SNOHOMISH COUNTY, Wash. - Snohomish Health District is currently seeking public comment on a proposal to adopt and amend the state Smoking in Public Places law (SIPP). The Snohomish Health District proposes adding language to the local code to make it clear that the law applies to marijuana and hookah smoking, as well as to pipes, cigars, and cigarettes. The first reading will take place at the next Snohomish Health District Board of Health meeting on October 14, 2014 at 3 pm in the first floor auditorium at 3020 Rucker Ave, Everett.
Formal Comment Period October 15-30
Snohomish County residents are invited to provide comment during a formal public comment period October 15-30, 2014. An online survey is available at www.snohd.org/localsmokingcode. Written comments may also be mailed to: SIPP Public Comment, Snohomish Health District, 3020 Rucker Ave, Suite 203, Everett, WA 98201.

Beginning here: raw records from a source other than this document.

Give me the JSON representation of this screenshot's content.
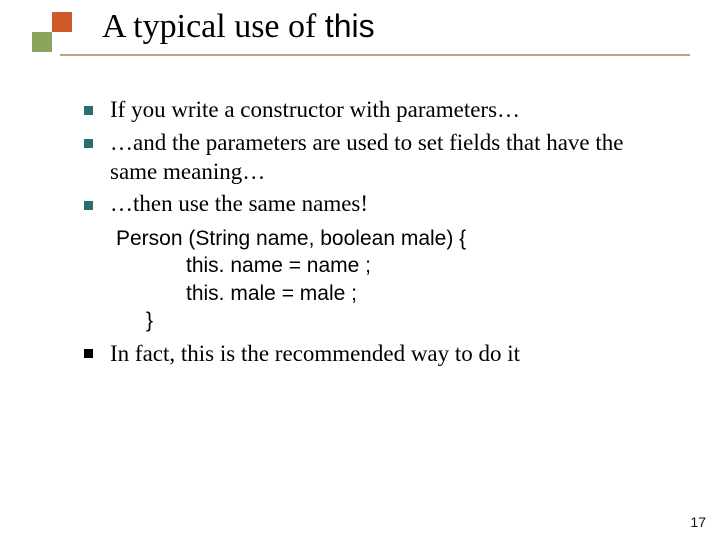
{
  "title": {
    "prefix": "A typical use of ",
    "keyword": "this"
  },
  "bullets": [
    "If you write a constructor with parameters…",
    "…and the parameters are used to set fields that have the same meaning…",
    "…then use the same names!"
  ],
  "code": {
    "line1": "Person (String name, boolean male) {",
    "line2": "this. name = name ;",
    "line3": "this. male = male ;",
    "line4": "}"
  },
  "closing": "In fact, this is the recommended way to do it",
  "page_number": "17"
}
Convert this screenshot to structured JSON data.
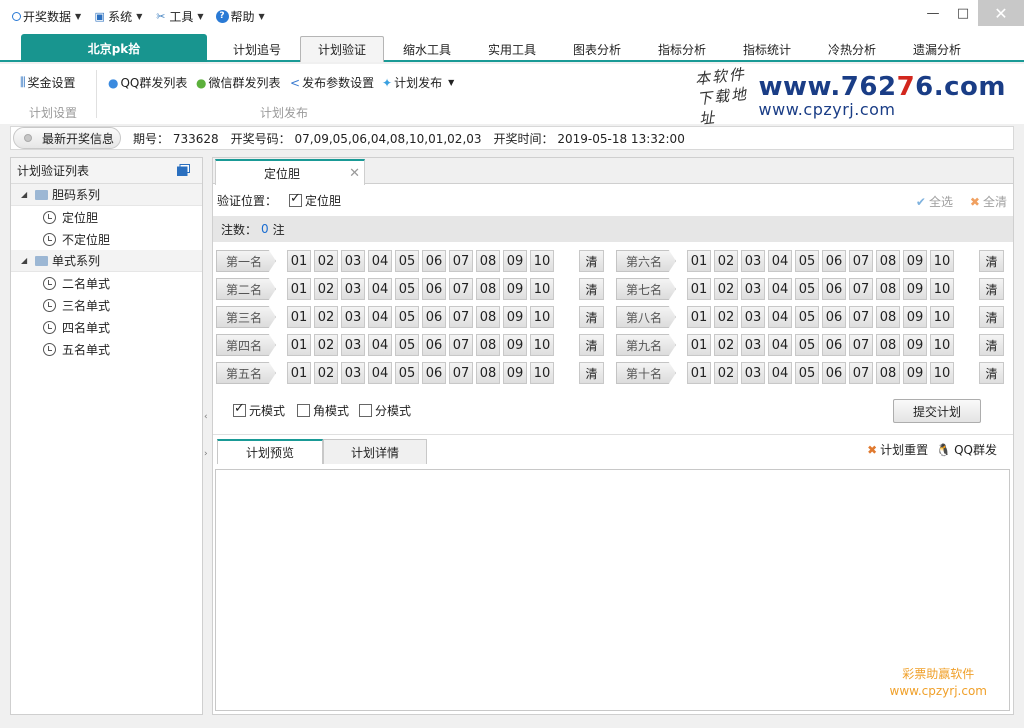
{
  "menu": {
    "items": [
      {
        "label": "开奖数据",
        "icon": "circle-icon"
      },
      {
        "label": "系统",
        "icon": "monitor-icon"
      },
      {
        "label": "工具",
        "icon": "tools-icon"
      },
      {
        "label": "帮助",
        "icon": "help-icon"
      }
    ],
    "minimize": "—",
    "maximize": "□",
    "close": "✕"
  },
  "tabs": {
    "main": "北京pk拾",
    "items": [
      "计划追号",
      "计划验证",
      "缩水工具",
      "实用工具",
      "图表分析",
      "指标分析",
      "指标统计",
      "冷热分析",
      "遗漏分析"
    ],
    "active": "计划验证"
  },
  "toolbar": {
    "prize_settings": "奖金设置",
    "group1_label": "计划设置",
    "qq_list": "QQ群发列表",
    "wechat_list": "微信群发列表",
    "publish_params": "发布参数设置",
    "plan_publish": "计划发布",
    "group2_label": "计划发布"
  },
  "logo": {
    "script_line1": "本软件",
    "script_line2": "下载地址",
    "main_a": "www.762",
    "main_b": "7",
    "main_c": "6.com",
    "sub": "www.cpzyrj.com"
  },
  "info": {
    "button": "最新开奖信息",
    "issue_label": "期号：",
    "issue": "733628",
    "numbers_label": "开奖号码：",
    "numbers": "07,09,05,06,04,08,10,01,02,03",
    "time_label": "开奖时间：",
    "time": "2019-05-18 13:32:00"
  },
  "left": {
    "title": "计划验证列表",
    "groups": [
      {
        "label": "胆码系列",
        "items": [
          "定位胆",
          "不定位胆"
        ]
      },
      {
        "label": "单式系列",
        "items": [
          "二名单式",
          "三名单式",
          "四名单式",
          "五名单式"
        ]
      }
    ]
  },
  "main": {
    "tab": "定位胆",
    "close": "✕",
    "verify_label": "验证位置：",
    "verify_option": "定位胆",
    "select_all": "全选",
    "clear_all": "全清",
    "count_label": "注数：",
    "count": "0",
    "count_unit": "注",
    "left_ranks": [
      "第一名",
      "第二名",
      "第三名",
      "第四名",
      "第五名"
    ],
    "right_ranks": [
      "第六名",
      "第七名",
      "第八名",
      "第九名",
      "第十名"
    ],
    "numbers": [
      "01",
      "02",
      "03",
      "04",
      "05",
      "06",
      "07",
      "08",
      "09",
      "10"
    ],
    "clear_btn": "清",
    "modes": [
      {
        "label": "元模式",
        "checked": true
      },
      {
        "label": "角模式",
        "checked": false
      },
      {
        "label": "分模式",
        "checked": false
      }
    ],
    "submit": "提交计划",
    "bottom_tabs": [
      "计划预览",
      "计划详情"
    ],
    "reset": "计划重置",
    "qq_send": "QQ群发",
    "watermark_1": "彩票助赢软件",
    "watermark_2": "www.cpzyrj.com"
  }
}
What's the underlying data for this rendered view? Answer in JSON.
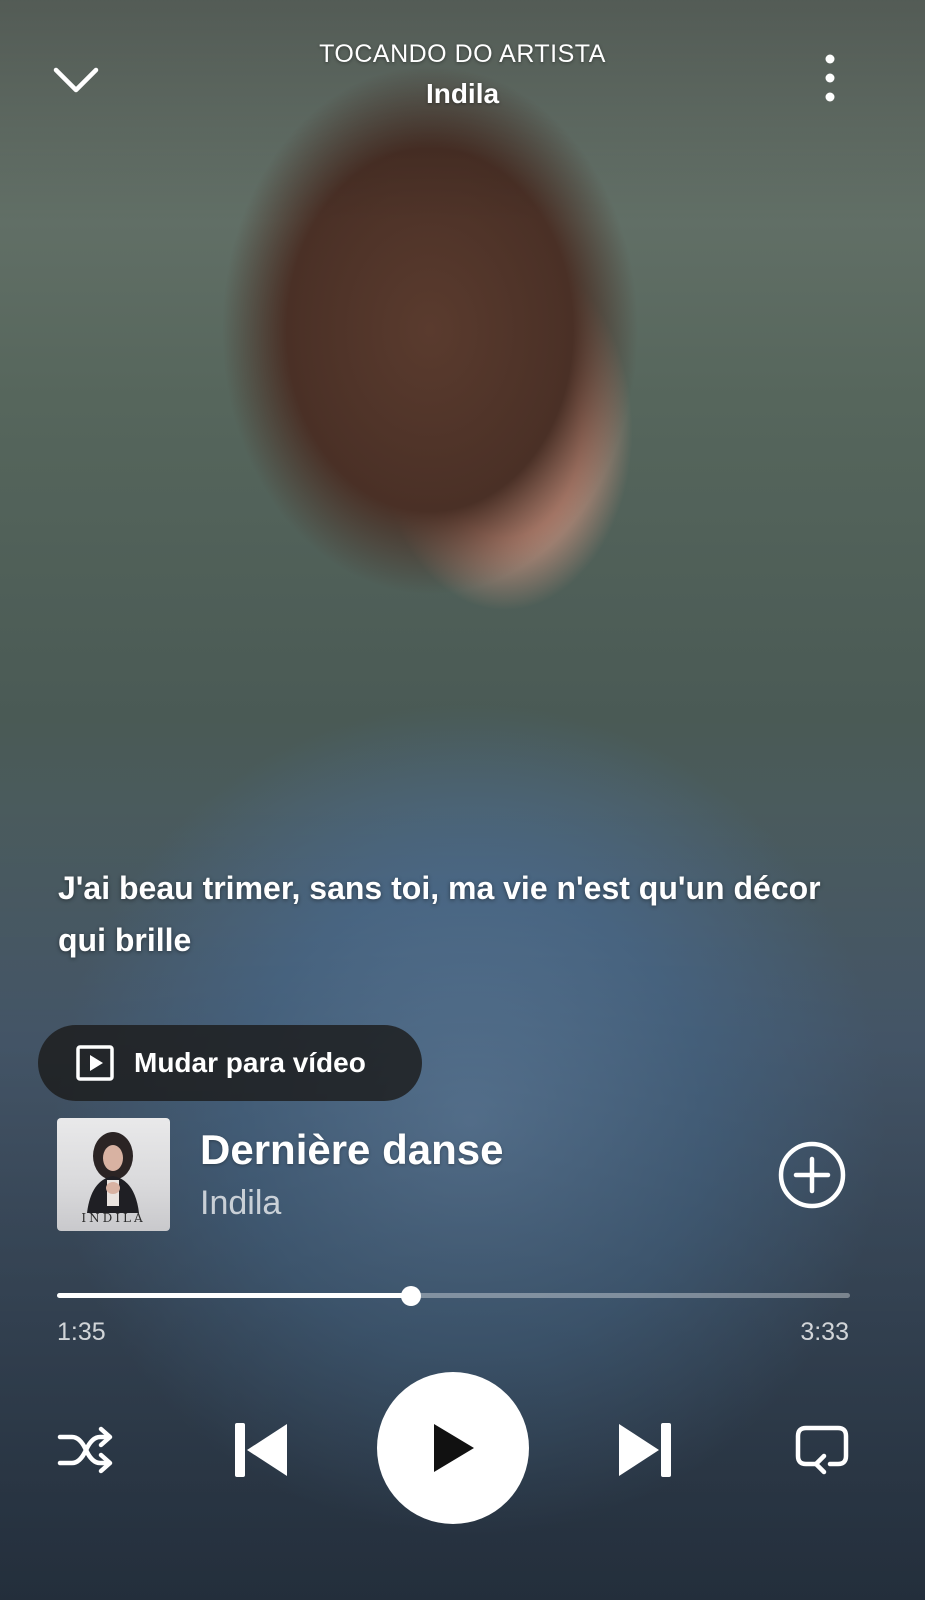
{
  "header": {
    "context_label": "TOCANDO DO ARTISTA",
    "context_name": "Indila",
    "collapse_icon": "chevron-down-icon",
    "menu_icon": "more-vertical-icon"
  },
  "lyrics": {
    "current_line": "J'ai beau trimer, sans toi, ma vie n'est qu'un décor qui brille"
  },
  "video_switch": {
    "label": "Mudar para vídeo",
    "icon": "play-video-icon"
  },
  "track": {
    "title": "Dernière danse",
    "artist": "Indila",
    "album_art_text": "INDILA",
    "add_icon": "add-circle-icon"
  },
  "playback": {
    "elapsed": "1:35",
    "total": "3:33",
    "progress_fraction": 0.446
  },
  "controls": {
    "shuffle_icon": "shuffle-icon",
    "previous_icon": "skip-previous-icon",
    "play_icon": "play-icon",
    "next_icon": "skip-next-icon",
    "repeat_icon": "repeat-icon"
  },
  "colors": {
    "accent": "#ffffff",
    "pill_background": "#1c1c1c"
  }
}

The local code would also better define the terms “employer,” “employee,” “public place” and “place of employment.” These clarifications will assist business owners and the public to better understand the law. In Washington State, other local public health jurisdictions (notably King, Pierce, Spokane, Kitsap, and Clark) have adopted or supported similar changes and clarifications to smoking laws.
The Snohomish Health District is responsible for enforcing no smoking laws in Snohomish County, with the support of law enforcement and local jurisdictions. Public comments received during an earlier, preliminary public comment period September 1-15, 2014 were used to develop the draft local code. Comments received during this formal comment period ending October 30 will be provided to the Board of Health for consideration. The final reading of the code is scheduled for December 9, 2014. A schedule for this process is posted on the website.
Why we have smoking laws
The Smoking in Public Places Law prohibits smoking in all restaurants and bars as well as in all indoor workplaces. Tobacco use continues to be the leading cause of preventable illness and death in Snohomish County. Smoking laws reduce everyone's exposure to second hand smoke and increase the likelihood that current smokers will quit. Twenty-four states and the District of Columbia as well as hundreds of cities and counties across the U.S. have smoke-free laws.
Incorporated in 1959, the Snohomish Health District works for a safer and healthier community through disease prevention, health promotion, and protection from environmental threats.